→ BRIEF: Scan the entries below for "sexe" and copy each line that holds it.

==================================================

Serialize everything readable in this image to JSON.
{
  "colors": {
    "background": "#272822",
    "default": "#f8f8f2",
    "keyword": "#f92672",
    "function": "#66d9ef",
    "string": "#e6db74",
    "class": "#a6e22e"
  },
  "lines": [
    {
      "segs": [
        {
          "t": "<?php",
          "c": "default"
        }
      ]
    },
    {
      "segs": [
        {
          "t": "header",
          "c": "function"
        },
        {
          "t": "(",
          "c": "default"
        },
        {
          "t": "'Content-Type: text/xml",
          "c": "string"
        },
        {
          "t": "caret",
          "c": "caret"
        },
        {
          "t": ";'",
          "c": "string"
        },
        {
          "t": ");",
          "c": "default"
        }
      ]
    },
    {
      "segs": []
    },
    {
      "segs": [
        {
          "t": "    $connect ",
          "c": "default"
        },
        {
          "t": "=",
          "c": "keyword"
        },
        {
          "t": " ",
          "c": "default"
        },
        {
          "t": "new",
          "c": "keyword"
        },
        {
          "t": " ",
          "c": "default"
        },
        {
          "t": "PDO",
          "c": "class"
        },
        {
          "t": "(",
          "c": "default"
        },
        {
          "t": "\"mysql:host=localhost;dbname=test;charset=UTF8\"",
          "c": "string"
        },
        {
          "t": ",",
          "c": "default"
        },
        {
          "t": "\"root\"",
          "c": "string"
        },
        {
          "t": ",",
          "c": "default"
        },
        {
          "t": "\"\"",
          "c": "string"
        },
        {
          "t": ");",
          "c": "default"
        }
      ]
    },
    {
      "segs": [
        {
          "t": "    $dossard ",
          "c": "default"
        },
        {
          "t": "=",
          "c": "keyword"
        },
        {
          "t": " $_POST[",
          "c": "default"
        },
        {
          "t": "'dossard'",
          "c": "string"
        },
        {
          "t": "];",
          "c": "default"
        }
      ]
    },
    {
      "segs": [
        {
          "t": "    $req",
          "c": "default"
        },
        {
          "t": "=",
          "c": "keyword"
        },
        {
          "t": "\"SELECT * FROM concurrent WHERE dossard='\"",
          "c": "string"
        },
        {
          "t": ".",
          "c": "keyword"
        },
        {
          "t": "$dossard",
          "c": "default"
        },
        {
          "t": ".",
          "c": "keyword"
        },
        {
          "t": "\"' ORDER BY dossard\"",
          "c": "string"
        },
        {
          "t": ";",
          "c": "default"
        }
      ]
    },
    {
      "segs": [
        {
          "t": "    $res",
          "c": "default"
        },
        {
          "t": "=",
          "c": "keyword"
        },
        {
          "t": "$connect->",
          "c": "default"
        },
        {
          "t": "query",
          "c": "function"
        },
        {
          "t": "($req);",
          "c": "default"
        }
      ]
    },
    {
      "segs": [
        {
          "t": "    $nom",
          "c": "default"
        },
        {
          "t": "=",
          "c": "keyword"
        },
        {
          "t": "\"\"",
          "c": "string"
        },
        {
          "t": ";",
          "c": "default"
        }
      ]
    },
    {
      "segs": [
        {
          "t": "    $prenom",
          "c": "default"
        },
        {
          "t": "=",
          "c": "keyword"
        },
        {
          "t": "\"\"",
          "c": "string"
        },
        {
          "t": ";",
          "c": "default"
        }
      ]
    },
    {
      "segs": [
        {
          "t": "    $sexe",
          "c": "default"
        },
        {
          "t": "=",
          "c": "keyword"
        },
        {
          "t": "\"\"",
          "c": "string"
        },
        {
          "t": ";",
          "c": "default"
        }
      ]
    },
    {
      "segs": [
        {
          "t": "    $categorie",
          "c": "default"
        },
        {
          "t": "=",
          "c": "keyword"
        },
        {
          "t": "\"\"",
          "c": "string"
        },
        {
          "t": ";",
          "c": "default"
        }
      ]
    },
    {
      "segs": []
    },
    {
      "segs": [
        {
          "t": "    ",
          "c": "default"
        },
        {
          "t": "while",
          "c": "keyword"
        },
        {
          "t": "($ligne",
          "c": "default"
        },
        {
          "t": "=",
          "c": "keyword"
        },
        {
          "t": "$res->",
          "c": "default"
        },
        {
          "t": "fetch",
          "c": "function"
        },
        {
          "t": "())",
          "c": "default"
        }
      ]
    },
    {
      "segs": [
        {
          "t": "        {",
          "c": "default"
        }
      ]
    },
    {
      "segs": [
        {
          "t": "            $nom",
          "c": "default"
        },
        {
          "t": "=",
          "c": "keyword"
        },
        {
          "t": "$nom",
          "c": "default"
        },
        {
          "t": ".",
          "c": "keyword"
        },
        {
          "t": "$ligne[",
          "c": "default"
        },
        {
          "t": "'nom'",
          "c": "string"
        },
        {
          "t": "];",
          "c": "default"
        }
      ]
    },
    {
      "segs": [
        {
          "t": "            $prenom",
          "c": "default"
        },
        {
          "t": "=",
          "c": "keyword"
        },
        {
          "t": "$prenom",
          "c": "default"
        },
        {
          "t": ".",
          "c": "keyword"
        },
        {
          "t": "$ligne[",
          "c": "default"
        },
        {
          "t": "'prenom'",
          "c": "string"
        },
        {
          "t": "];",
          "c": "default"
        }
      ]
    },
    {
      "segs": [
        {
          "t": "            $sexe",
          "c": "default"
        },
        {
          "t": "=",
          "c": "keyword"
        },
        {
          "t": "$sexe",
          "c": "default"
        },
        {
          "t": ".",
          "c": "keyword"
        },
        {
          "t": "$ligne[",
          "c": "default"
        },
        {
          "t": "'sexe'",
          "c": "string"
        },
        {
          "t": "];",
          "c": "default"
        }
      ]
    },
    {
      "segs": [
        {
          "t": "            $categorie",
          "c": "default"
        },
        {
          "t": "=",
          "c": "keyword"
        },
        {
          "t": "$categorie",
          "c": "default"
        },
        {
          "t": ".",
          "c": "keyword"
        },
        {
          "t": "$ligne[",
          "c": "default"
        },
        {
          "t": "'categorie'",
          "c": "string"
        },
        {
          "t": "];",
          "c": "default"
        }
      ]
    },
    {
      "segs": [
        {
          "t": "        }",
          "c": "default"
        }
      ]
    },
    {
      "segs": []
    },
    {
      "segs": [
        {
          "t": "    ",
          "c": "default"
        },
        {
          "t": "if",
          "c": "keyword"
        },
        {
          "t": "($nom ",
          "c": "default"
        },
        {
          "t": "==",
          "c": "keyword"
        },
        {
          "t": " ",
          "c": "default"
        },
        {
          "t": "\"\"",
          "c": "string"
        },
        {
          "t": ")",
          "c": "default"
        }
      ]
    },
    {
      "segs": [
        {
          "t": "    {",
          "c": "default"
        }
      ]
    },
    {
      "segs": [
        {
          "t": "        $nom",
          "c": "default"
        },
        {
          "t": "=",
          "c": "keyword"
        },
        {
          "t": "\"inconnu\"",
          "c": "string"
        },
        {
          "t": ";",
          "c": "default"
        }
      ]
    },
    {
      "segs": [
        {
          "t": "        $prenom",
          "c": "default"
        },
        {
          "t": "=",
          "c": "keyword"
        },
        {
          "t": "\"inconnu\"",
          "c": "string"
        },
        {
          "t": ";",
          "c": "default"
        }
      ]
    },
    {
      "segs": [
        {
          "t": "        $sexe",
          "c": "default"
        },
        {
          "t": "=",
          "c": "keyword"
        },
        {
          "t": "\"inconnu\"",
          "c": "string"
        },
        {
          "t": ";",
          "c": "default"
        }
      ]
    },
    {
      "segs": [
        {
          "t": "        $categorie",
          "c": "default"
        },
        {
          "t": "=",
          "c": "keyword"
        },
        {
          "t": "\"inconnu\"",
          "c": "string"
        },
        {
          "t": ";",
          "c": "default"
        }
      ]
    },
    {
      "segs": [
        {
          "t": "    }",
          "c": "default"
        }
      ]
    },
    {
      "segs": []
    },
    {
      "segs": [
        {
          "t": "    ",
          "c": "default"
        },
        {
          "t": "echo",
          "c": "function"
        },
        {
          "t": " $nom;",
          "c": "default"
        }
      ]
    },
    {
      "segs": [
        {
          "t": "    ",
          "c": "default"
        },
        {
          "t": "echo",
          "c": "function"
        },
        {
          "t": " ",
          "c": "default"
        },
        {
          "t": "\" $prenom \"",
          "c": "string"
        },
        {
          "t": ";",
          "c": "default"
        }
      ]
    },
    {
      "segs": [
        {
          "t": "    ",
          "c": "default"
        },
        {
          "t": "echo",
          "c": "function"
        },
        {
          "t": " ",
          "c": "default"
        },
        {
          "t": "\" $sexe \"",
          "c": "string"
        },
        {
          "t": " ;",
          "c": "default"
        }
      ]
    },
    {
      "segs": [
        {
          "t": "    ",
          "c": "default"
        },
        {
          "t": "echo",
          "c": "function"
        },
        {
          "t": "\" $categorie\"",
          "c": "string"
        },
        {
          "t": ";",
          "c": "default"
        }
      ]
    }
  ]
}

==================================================

→ TASK RESULT:
          "t": "    $sexe",
          "t": "            $sexe",
          "t": "$sexe",
          "t": "'sexe'",
          "t": "        $sexe",
          "t": "\" $sexe \"",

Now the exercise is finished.